Contributed by Patrick Webb


  1. I’m sorry that you feel this way Patrick however I don’t disbelieve this has been your personal experience.
    The historic building industry here in the UK is in my experience an excellent place for a young person to start a career.
    Financial rewards once qualified and experienced ( perhaps after 20 years ) can be in excess of £100,000 per annum.
    We have been working with the Princes foundation for 15 years or so providing placements for young people during which time we have had 8 students all of whom are now working independently in the industry.
    There are not places for 100s of young people but the industry isn’t big enough to cope with those numbers.
    We the craftsmen and women have never been more respected and are looked to by the enlightened architects and surveyors to provide guidance on material science.
    Your description of those joining the counter culture does rather describe me and I wonder if I wasn’t in your mind when you wrote this perhaps subconsciously.
    As I started by saying this must have been your personal experience but if a young person is committed to putting in the hard yards in those early years then I’ve no doubt that there are plenty of opportunities for them to carve themselves a very rewarding career.
    I enjoyed the article.

  2. Thank you for your thoughtful comment Philip. Yes, of course this is a personal perspective based on my experience over the past decades based as I am in North America. It's commendable what the Prince has done thru his foundations in support of traditional crafts education. A true patron, in a sense he has come closest to carrying on the legacy of Ruskin, Morris, and Webb. Such support has a social dimension as well. Beyond financial compensation, traditional craftsmen in the UK benefit from an identity that carries a modicum of respect and associated with an honourable heritage. Furthermore, as deeply flawed as the NVQ system may be, at least there are some public funds allocated for traditional craft in the UK, applicable to many parts of Europe as well. We lack such basic support here and it shows in how we struggle to learn our craft, to make a living, and lack social standing. Here, we're essentially looked at as people who've make poor life decisions with no one to blame but ourselves. As I've said many times before, if I had to do it all over again I would not have become a plasterer. Rather I would have pursued stone carving, an even more impossible vocation because that is the glutton for punishment counter-culture fool I see myself to be.

  3. While at times I have been treated as a knuckle dragger (thanks facilities manager at Harvard) by and large I am revered for my specialized knowledge of windows. And my compensation is far greater than it was when I worked in the corporate world. I provide meaningful employment to 10 people who have a variety of educational and work backgrounds - all of whom are well compensated and have generous benefits. We strive to be affordable for as many people as possible, but we won't sacrifice quality to meet an unreasonable price. Stop worrying about how you a perceived and just do good work you can be proud of and don't do it for a price you can't live with. Raise yourself up.

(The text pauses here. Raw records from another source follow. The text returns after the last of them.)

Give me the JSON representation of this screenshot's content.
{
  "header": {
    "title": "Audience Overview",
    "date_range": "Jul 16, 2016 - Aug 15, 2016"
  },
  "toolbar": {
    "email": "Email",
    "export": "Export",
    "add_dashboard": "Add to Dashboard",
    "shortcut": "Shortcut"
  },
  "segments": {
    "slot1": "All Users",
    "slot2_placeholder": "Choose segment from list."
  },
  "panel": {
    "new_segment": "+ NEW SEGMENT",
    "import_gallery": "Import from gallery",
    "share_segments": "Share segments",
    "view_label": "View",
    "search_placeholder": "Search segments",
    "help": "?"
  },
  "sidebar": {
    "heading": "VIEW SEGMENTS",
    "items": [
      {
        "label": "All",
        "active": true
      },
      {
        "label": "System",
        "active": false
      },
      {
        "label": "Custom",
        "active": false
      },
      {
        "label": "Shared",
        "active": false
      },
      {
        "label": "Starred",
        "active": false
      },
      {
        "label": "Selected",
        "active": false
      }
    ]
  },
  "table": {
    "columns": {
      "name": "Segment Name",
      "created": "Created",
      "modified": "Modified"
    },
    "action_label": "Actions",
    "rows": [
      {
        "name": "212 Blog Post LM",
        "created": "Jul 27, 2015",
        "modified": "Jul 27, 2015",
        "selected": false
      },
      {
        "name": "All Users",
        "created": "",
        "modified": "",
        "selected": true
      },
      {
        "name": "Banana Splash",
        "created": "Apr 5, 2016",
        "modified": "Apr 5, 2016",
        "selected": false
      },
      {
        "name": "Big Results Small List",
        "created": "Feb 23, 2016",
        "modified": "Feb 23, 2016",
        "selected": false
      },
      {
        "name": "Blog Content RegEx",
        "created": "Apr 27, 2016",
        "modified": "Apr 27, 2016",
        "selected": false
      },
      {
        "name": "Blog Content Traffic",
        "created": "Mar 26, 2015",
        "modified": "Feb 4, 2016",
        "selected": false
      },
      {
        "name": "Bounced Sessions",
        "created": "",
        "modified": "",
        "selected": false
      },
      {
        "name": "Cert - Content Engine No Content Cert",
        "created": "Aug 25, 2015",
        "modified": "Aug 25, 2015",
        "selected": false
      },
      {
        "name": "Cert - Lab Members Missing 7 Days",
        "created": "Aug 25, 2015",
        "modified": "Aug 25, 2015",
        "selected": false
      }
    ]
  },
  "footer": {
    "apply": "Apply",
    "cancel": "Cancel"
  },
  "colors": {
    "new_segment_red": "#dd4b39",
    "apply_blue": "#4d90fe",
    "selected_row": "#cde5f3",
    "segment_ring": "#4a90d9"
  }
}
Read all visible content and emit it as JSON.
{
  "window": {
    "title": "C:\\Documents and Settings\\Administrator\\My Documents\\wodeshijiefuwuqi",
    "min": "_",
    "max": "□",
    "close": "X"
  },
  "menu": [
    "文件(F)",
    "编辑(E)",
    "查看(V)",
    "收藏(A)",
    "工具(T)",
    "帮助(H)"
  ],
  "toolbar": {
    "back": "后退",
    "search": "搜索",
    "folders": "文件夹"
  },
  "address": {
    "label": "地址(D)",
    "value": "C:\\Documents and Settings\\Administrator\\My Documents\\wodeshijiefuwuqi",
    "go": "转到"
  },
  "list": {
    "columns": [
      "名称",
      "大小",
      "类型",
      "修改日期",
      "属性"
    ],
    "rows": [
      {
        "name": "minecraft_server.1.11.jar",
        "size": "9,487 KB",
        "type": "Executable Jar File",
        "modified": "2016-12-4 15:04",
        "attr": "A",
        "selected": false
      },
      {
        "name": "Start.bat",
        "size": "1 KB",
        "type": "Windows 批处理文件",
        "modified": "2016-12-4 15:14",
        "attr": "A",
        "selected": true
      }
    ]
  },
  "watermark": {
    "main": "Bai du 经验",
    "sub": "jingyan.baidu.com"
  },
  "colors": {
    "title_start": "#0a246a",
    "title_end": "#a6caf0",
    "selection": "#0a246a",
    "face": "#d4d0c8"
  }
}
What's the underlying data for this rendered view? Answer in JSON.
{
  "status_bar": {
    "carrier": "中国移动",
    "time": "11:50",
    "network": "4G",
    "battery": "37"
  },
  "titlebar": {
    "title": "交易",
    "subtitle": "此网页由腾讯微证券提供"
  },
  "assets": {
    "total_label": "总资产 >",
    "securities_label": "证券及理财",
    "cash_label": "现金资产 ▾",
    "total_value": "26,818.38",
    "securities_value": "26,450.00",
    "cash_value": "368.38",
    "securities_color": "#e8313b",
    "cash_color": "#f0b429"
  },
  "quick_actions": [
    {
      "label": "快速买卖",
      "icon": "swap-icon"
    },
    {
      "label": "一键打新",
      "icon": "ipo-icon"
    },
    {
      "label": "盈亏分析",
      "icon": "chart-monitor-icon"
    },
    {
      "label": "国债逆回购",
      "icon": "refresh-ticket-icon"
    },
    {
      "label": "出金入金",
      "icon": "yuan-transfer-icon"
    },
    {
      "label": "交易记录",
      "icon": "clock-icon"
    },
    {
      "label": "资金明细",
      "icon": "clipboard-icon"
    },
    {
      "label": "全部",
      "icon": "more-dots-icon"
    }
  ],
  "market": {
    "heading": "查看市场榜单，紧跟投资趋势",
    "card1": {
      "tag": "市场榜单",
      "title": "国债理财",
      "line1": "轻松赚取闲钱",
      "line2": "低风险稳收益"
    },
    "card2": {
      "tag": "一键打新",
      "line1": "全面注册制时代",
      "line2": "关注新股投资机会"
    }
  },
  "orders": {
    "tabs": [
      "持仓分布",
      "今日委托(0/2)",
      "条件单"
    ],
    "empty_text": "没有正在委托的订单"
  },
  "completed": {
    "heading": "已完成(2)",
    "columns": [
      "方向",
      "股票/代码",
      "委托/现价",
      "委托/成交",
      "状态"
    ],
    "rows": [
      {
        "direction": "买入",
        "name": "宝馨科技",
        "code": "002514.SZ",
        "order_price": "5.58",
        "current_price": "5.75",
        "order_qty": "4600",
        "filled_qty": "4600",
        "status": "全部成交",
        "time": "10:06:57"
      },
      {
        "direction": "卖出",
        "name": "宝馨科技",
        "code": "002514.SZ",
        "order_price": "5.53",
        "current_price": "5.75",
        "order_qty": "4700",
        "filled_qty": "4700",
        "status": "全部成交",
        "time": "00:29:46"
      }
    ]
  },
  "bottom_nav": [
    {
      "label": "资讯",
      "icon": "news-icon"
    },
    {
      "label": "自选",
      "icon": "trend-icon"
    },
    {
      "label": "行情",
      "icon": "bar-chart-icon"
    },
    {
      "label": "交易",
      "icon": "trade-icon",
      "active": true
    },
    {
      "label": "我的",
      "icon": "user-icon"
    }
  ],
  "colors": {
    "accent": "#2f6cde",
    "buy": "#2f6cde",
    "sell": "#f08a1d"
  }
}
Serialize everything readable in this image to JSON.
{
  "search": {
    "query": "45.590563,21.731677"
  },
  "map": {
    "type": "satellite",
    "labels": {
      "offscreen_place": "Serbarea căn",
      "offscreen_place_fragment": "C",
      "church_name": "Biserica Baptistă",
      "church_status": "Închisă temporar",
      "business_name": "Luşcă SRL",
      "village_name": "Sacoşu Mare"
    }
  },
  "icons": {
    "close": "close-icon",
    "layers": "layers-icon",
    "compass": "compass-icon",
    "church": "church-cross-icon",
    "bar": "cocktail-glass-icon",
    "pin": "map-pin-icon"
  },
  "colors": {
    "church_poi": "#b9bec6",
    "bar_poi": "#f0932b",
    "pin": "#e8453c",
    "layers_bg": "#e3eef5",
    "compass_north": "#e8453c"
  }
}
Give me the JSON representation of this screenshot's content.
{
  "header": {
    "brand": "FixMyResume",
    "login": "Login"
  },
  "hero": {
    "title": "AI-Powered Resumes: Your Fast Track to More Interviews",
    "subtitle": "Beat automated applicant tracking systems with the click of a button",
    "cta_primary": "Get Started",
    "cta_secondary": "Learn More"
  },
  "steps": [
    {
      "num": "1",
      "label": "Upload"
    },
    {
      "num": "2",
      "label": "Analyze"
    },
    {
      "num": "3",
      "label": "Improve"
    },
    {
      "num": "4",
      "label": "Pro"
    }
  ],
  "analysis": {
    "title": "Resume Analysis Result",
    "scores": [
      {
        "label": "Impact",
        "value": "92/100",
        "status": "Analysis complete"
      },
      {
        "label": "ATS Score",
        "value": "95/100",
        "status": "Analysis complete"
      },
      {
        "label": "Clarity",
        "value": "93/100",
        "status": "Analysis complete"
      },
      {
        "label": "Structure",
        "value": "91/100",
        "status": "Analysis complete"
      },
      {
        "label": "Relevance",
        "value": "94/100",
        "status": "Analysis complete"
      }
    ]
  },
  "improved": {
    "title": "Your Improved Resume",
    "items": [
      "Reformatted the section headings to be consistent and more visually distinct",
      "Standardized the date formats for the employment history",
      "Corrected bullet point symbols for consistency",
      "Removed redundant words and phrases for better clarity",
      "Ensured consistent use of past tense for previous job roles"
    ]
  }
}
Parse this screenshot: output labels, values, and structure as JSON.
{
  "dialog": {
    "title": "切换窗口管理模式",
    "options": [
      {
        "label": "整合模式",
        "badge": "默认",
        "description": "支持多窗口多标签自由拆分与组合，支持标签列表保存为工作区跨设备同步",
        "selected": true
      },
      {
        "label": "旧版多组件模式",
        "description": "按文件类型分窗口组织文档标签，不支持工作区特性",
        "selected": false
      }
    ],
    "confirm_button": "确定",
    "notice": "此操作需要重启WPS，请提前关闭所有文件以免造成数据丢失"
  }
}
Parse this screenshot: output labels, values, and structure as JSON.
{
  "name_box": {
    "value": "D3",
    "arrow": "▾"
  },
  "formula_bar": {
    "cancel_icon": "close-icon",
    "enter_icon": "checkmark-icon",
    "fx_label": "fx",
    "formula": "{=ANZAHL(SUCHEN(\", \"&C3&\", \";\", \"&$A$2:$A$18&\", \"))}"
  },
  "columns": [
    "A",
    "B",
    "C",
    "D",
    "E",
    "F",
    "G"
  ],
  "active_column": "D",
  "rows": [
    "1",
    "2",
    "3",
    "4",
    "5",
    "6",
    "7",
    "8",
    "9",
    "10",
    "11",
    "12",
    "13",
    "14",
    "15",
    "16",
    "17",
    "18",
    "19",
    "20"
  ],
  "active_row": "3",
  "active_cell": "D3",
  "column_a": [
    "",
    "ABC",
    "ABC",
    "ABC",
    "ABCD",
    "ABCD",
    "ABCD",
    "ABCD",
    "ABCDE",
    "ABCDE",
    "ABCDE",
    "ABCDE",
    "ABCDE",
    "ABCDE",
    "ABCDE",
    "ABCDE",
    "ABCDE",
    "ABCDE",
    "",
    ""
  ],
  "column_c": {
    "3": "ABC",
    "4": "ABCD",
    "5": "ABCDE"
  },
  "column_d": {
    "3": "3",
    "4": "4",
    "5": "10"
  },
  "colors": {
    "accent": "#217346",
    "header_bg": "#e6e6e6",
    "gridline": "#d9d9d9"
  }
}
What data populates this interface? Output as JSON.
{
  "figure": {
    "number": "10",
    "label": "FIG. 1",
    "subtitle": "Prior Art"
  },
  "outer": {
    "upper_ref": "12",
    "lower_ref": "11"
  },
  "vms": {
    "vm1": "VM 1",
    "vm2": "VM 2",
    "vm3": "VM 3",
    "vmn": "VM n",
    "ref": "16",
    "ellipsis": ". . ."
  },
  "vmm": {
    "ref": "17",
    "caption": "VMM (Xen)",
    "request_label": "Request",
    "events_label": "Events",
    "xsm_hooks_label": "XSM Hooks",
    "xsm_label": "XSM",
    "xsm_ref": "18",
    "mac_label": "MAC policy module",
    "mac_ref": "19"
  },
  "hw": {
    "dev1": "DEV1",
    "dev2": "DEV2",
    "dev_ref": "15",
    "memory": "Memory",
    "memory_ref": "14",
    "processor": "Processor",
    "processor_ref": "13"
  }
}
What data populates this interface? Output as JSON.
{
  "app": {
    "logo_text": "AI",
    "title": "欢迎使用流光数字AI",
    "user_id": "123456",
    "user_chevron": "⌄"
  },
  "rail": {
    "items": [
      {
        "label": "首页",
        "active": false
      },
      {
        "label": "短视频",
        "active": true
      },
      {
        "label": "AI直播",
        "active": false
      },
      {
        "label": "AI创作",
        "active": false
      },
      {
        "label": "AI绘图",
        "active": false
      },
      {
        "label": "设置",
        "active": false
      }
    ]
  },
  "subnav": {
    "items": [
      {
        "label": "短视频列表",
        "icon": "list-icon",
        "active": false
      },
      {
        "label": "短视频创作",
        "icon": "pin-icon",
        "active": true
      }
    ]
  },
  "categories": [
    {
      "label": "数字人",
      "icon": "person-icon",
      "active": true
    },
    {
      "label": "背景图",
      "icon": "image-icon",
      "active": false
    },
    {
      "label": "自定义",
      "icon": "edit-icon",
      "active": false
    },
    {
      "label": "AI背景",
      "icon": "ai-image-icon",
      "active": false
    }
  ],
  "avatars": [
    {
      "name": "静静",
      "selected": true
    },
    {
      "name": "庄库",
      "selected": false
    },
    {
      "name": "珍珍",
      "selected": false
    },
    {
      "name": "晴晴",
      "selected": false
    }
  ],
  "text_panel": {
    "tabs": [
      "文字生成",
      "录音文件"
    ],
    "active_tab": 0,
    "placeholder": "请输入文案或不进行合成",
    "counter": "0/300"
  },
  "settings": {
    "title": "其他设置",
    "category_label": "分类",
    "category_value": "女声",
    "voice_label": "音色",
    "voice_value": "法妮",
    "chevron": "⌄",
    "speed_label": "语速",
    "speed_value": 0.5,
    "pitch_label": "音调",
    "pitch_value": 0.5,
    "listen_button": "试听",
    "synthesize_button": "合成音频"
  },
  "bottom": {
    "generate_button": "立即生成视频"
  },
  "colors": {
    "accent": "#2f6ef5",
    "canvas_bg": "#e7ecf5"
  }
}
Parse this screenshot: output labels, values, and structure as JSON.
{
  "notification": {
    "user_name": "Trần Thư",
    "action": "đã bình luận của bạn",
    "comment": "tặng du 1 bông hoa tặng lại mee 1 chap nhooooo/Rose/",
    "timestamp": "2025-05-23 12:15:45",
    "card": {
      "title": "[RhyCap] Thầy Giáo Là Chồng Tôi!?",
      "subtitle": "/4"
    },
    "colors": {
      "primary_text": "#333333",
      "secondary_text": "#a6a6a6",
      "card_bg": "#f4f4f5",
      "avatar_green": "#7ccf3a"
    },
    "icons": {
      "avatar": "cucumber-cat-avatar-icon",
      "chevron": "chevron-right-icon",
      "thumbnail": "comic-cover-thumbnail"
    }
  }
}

  4. Window restoration is of course a very different craft than plasterwork. That said where I've lived the past few years in the Carolinas, new traditional windows are basically forbidden by code and even in the historic districts like Charleston and Savannah there is incredible negative pressure by way of compliance regulations and positive incentive with green energy tax relief to replace 200 year old functioning windows with industrially produced double or triple glazed metal and vinyl windows. Perhaps it is an entirely different story in Massachusetts. I'm curious what you think the future prospects of traditional windows, new or restoration as things are trending now?

  5. A very passionate post with a great argument. But what would you really suggest? You have had a great experience and you should celebrate this rather than diminish it. For others you only have choices and life's River will take you to wherever it pleases.. Define a craftsman as true craftsmen are revered by the enlightened. Lol.